- https://developers.deco.network is ineligible for rewards and is not part of the bug bounty program.
- https://bounty.deco.network is ineligible for rewards and is not part of the bug bounty program.
- The s3 bucket named deco.network is publicly accessible. This is intentional as this s3 bucket hosts the website
- There is a .DS_store file located at deco.network that contains a directory listing of the above s3 bucket. This is not sensitive information.
Source Control (https://bountytarget.source.deco.network)
- This server is running a slightly-modified instance of Gitea, an open source project.
- You can see the source for gitea and it’s known issues here: https://github.com/go-gitea/gitea
- Any issues already reported to gitea are ineligible for our bug bounty.
- In addition, since this is not part of our own codebase, rewards for bugs found in this project are substantially lower than those found in our codebase.
API and Software License sales
- User uploads and tries to sell code that isn’t actually theirs
- User is violating copyright law and copyright holder can prosecute them if desired
- Token Curated Registry should eliminate this issue because there is monetary (token) incentive to find and challenge projects that plagiarize
- User uploads a project and then buys it from themselves to receive the token reward
- Token reward should be adjusted such that it’s exchangeable value is less than the tx fees to perform this attack.
- Listing the project costs about 200k gas
- Buying a module costs like 60k gas
- Token Curated Registry will also help with this because if the project is crappy quality it won’t get in
- User creates an API and tries to charge users for API calls they didn’t make
- API buyer has to approve amount that can be spent on a per-api basis (in wei per second) and it defaults to 0. So buyer can’t be charged unless they approve something manually
- User creates an API and it’s legit and people actually use it. But user lies about amount of API calls that are being made
- If API is hosted on our gateway, then we are doing the usage reporting, and if the user reports additional usage, we will see the discrepancy and cut off the API on our gateway

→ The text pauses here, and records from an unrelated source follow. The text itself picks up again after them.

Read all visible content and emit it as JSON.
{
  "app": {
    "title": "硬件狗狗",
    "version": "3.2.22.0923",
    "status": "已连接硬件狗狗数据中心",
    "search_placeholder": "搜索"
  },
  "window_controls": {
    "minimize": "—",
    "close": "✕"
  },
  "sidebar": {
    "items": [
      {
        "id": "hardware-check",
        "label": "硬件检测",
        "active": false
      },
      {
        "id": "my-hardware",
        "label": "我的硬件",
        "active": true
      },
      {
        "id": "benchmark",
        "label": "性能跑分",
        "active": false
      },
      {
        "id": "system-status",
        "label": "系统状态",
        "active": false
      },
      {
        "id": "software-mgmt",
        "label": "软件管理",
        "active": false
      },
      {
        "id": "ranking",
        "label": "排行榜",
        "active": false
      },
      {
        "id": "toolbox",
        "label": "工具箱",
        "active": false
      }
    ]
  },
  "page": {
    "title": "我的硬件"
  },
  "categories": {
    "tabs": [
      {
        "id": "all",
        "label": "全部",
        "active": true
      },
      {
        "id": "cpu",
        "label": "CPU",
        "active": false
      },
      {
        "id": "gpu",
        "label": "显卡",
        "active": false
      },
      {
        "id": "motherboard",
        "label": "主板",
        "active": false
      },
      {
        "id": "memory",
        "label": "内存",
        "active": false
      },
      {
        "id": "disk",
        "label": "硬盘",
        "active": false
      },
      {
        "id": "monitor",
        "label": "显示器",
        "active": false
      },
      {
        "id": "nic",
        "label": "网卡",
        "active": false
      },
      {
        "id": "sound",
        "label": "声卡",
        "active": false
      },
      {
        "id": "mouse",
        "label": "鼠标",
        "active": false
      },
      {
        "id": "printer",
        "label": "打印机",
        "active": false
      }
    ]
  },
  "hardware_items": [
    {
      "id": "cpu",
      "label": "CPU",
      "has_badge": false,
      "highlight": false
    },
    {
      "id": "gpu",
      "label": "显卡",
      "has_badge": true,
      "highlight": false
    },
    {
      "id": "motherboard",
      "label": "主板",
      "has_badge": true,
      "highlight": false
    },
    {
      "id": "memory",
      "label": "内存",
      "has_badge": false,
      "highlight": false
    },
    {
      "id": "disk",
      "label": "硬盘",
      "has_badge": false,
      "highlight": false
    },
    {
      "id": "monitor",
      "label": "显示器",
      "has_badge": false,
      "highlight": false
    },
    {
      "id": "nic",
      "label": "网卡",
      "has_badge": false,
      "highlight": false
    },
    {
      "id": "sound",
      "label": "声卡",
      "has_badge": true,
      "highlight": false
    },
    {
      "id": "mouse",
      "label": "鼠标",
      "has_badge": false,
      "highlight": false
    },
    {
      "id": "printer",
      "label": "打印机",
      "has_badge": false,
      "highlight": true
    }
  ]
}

- If the API is not hosted on our gateway, then it’s the responsibility of the API consumer to verify that they are being charged the right amount. It’s all reported to the ETH chain so it’s transparent.
- User creates an API and it’s legit and people actually use it. But user suddenly jacks up the price per api call and users get charged a lot more than they expected.

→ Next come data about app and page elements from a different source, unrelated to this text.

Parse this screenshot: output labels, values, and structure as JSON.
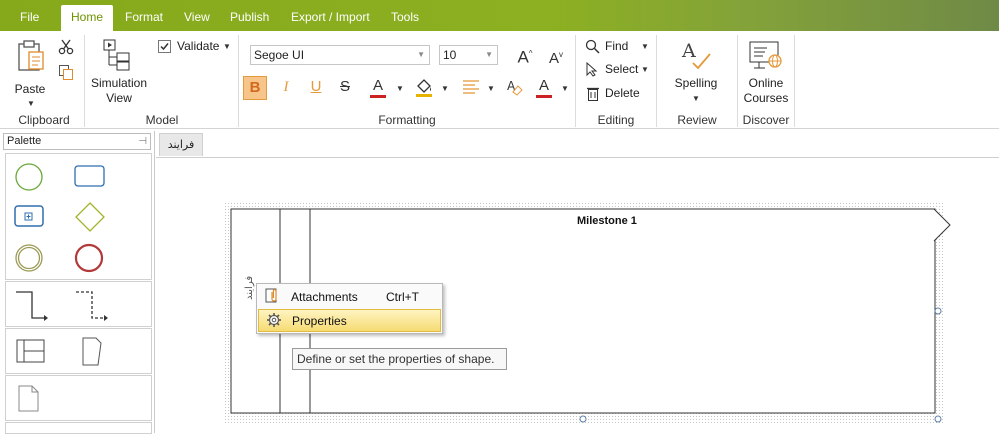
{
  "tabs": [
    {
      "label": "File",
      "active": false
    },
    {
      "label": "Home",
      "active": true
    },
    {
      "label": "Format",
      "active": false
    },
    {
      "label": "View",
      "active": false
    },
    {
      "label": "Publish",
      "active": false
    },
    {
      "label": "Export / Import",
      "active": false
    },
    {
      "label": "Tools",
      "active": false
    }
  ],
  "ribbon": {
    "clipboard": {
      "paste": "Paste",
      "group": "Clipboard"
    },
    "model": {
      "simulation_line1": "Simulation",
      "simulation_line2": "View",
      "validate": "Validate",
      "group": "Model"
    },
    "formatting": {
      "font_family": "Segoe UI",
      "font_size": "10",
      "group": "Formatting"
    },
    "editing": {
      "find": "Find",
      "select": "Select",
      "delete": "Delete",
      "group": "Editing"
    },
    "review": {
      "spelling": "Spelling",
      "group": "Review"
    },
    "discover": {
      "online_line1": "Online",
      "online_line2": "Courses",
      "group": "Discover"
    }
  },
  "palette": {
    "title": "Palette",
    "pin_icon": "pin-icon"
  },
  "document": {
    "tab_label": "فرایند"
  },
  "diagram": {
    "milestone": "Milestone 1",
    "lane_label": "فرایند"
  },
  "context_menu": {
    "items": [
      {
        "label": "Attachments",
        "shortcut": "Ctrl+T",
        "icon": "attachment-icon",
        "highlighted": false
      },
      {
        "label": "Properties",
        "shortcut": "",
        "icon": "gear-icon",
        "highlighted": true
      }
    ]
  },
  "tooltip": {
    "text": "Define or set the properties of shape."
  },
  "colors": {
    "accent": "#8cb021",
    "start_event": "#6aa83a",
    "end_event": "#b23a3a",
    "task": "#2e6fb0",
    "gateway": "#a4b42a"
  }
}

- The reputation of the API will suffer and nobody will use it anymore. This attack can only be pulled off once
- In addition, our smart contract uses a two step process for charging users for API calls. We report the API calls usage amount which locks in the price per call. And then we do a “settle” operation that transfers the ETH from the buyer to the seller. The reporting happens frequently enough to make the window for which users can be charged the higher price very small.
AWS / ec2 instances

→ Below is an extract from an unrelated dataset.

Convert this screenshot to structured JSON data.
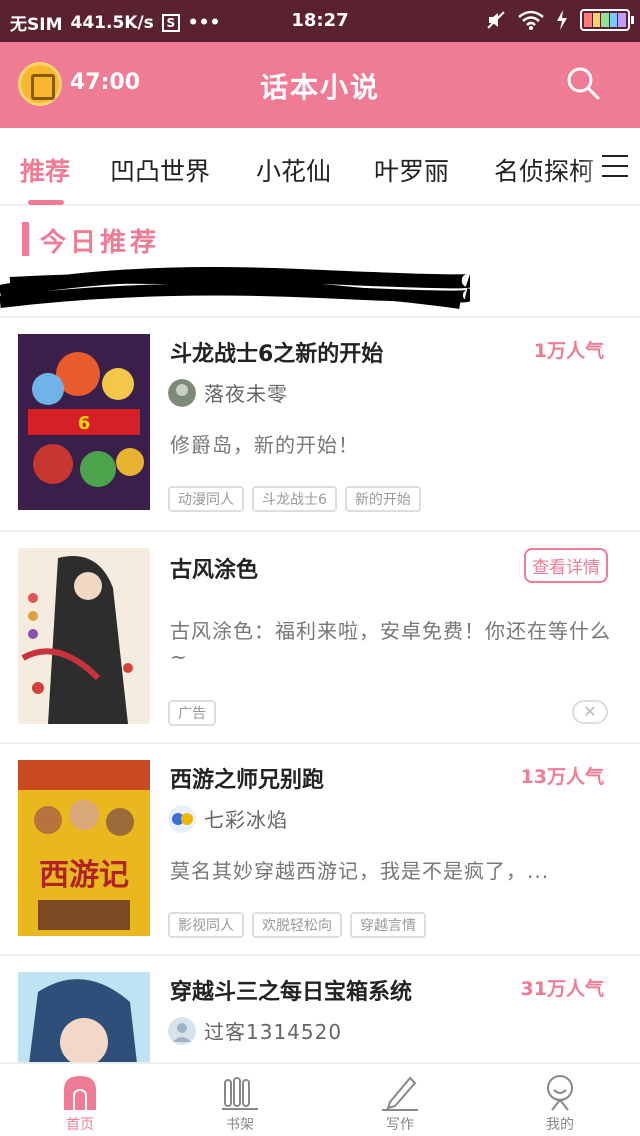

- Some of our ec2 instances have SSH open to the world. This is intentional.
- A lack of rate limiting is a known issue, and this is out of scope of the bug bounty program.
- On some servers, our OpenSSL version might not be the latest version. As long as the installed version isn’t vulnerable to a possible attack, reporting that our OpenSSL version is not current is not eligible. We may reward reports like this based on the severity of a possible attack, if one exists.
Main app (app.deco.network)
- When a user changes their password, they are logged out of app.deco.network but they are not logged out of source control at source.deco.network. The user must manually log out of source.deco.network if they wish.
- Checking whether a given username or email address is used in the app may be possible. This is generally known as “enumeration”.